Start of Block

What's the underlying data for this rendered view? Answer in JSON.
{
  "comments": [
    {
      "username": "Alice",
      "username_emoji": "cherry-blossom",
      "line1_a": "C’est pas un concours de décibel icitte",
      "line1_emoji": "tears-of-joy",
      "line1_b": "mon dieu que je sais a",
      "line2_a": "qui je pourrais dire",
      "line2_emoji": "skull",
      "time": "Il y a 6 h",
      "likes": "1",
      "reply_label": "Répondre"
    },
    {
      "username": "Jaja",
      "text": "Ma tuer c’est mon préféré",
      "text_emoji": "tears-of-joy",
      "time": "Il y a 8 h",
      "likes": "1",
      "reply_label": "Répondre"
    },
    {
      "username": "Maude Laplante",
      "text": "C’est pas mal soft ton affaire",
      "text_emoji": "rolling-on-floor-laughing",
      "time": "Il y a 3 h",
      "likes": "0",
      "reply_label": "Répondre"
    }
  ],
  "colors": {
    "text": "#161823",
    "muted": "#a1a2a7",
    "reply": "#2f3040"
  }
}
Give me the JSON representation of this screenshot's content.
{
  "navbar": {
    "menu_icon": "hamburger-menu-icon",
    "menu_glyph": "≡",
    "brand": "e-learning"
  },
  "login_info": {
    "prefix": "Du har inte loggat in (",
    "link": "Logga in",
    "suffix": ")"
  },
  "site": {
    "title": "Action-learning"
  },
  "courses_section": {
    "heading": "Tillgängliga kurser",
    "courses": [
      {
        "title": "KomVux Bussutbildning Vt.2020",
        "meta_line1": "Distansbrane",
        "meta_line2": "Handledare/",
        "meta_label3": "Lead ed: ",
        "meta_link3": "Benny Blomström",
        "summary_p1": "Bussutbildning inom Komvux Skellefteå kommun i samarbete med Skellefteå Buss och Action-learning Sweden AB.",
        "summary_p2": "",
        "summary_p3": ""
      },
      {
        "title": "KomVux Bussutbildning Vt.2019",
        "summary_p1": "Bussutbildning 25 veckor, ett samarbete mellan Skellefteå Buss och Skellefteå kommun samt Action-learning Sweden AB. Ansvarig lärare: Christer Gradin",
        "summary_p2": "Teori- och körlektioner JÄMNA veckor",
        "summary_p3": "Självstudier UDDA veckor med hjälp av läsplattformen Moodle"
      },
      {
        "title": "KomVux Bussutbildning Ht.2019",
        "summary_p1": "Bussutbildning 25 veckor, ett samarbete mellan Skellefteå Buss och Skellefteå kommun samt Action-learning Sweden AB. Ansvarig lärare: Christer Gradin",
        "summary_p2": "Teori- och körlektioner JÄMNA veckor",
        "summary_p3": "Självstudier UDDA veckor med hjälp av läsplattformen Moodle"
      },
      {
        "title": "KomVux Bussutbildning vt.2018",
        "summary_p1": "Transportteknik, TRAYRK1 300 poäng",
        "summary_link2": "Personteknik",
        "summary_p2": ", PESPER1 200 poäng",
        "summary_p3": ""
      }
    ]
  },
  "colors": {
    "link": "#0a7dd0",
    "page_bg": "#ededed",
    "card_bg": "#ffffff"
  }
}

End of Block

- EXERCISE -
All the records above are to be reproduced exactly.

- RESULT OF THIS EXERCISE -
What's the underlying data for this rendered view? Answer in JSON.
{
  "comments": [
    {
      "username": "Alice",
      "username_emoji": "cherry-blossom",
      "line1_a": "C’est pas un concours de décibel icitte",
      "line1_emoji": "tears-of-joy",
      "line1_b": "mon dieu que je sais a",
      "line2_a": "qui je pourrais dire",
      "line2_emoji": "skull",
      "time": "Il y a 6 h",
      "likes": "1",
      "reply_label": "Répondre"
    },
    {
      "username": "Jaja",
      "text": "Ma tuer c’est mon préféré",
      "text_emoji": "tears-of-joy",
      "time": "Il y a 8 h",
      "likes": "1",
      "reply_label": "Répondre"
    },
    {
      "username": "Maude Laplante",
      "text": "C’est pas mal soft ton affaire",
      "text_emoji": "rolling-on-floor-laughing",
      "time": "Il y a 3 h",
      "likes": "0",
      "reply_label": "Répondre"
    }
  ],
  "colors": {
    "text": "#161823",
    "muted": "#a1a2a7",
    "reply": "#2f3040"
  }
}
Give me the JSON representation of this screenshot's content.
{
  "navbar": {
    "menu_icon": "hamburger-menu-icon",
    "menu_glyph": "≡",
    "brand": "e-learning"
  },
  "login_info": {
    "prefix": "Du har inte loggat in (",
    "link": "Logga in",
    "suffix": ")"
  },
  "site": {
    "title": "Action-learning"
  },
  "courses_section": {
    "heading": "Tillgängliga kurser",
    "courses": [
      {
        "title": "KomVux Bussutbildning Vt.2020",
        "meta_line1": "Distansbrane",
        "meta_line2": "Handledare/",
        "meta_label3": "Lead ed: ",
        "meta_link3": "Benny Blomström",
        "summary_p1": "Bussutbildning inom Komvux Skellefteå kommun i samarbete med Skellefteå Buss och Action-learning Sweden AB.",
        "summary_p2": "",
        "summary_p3": ""
      },
      {
        "title": "KomVux Bussutbildning Vt.2019",
        "summary_p1": "Bussutbildning 25 veckor, ett samarbete mellan Skellefteå Buss och Skellefteå kommun samt Action-learning Sweden AB. Ansvarig lärare: Christer Gradin",
        "summary_p2": "Teori- och körlektioner JÄMNA veckor",
        "summary_p3": "Självstudier UDDA veckor med hjälp av läsplattformen Moodle"
      },
      {
        "title": "KomVux Bussutbildning Ht.2019",
        "summary_p1": "Bussutbildning 25 veckor, ett samarbete mellan Skellefteå Buss och Skellefteå kommun samt Action-learning Sweden AB. Ansvarig lärare: Christer Gradin",
        "summary_p2": "Teori- och körlektioner JÄMNA veckor",
        "summary_p3": "Självstudier UDDA veckor med hjälp av läsplattformen Moodle"
      },
      {
        "title": "KomVux Bussutbildning vt.2018",
        "summary_p1": "Transportteknik, TRAYRK1 300 poäng",
        "summary_link2": "Personteknik",
        "summary_p2": ", PESPER1 200 poäng",
        "summary_p3": ""
      }
    ]
  },
  "colors": {
    "link": "#0a7dd0",
    "page_bg": "#ededed",
    "card_bg": "#ffffff"
  }
}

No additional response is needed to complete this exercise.